According to the 2019 Survey of Employers and the Self Employed (SESE), unemployment was the main reason for individuals starting informal business for over 60% of all informal business owners (non-VAT paying). In 2017, the informal sector in South Africa was an avenue to employment and capital generation for over 1.8 million people, according to Statistics South Africa. This number is most likely higher now given the increase in the unemployment rate since then.

This honest commercial activity is termed ‘informal’ because these entrepreneurs do not comply with the state’s determination of how they should serve their markets. This usually manifests in the absence of a government licence or permit, the lot of over 90% of informal businesses. They do not pay the ironically named "value-added tax" which adds no value, but rather confiscates it by imposing an extra cost on the price of goods in an already poor country. Informal businesses they are a source of livelihood to a country ravaged by unemployment.

These informal entrepreneurs are the servants of the lower income brackets, providing them with the goods in the case of hawkers and the services in the case of tradespeople, that they desire. Yet, as anyone who has ever been to Johannesburg CBD will testify, they live under constant harassment by the authorities. One would expect that a government besieged by a population with no means of sustaining itself would not frustrate the efforts of those who have devised such means.
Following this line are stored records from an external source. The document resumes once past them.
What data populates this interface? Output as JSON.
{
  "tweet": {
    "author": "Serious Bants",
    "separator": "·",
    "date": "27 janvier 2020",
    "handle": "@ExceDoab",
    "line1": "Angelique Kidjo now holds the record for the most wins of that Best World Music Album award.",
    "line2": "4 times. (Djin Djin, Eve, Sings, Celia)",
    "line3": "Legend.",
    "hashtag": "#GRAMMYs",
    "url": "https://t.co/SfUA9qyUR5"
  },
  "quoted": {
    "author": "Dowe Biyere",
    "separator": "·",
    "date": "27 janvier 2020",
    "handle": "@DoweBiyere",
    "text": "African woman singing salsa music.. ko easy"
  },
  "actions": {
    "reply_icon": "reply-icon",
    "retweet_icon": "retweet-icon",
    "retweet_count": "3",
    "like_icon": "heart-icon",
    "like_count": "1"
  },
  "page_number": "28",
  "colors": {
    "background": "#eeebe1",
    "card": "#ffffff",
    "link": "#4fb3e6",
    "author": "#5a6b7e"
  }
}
Ill-considered by-laws and their ill-considered enforcement are prime examples.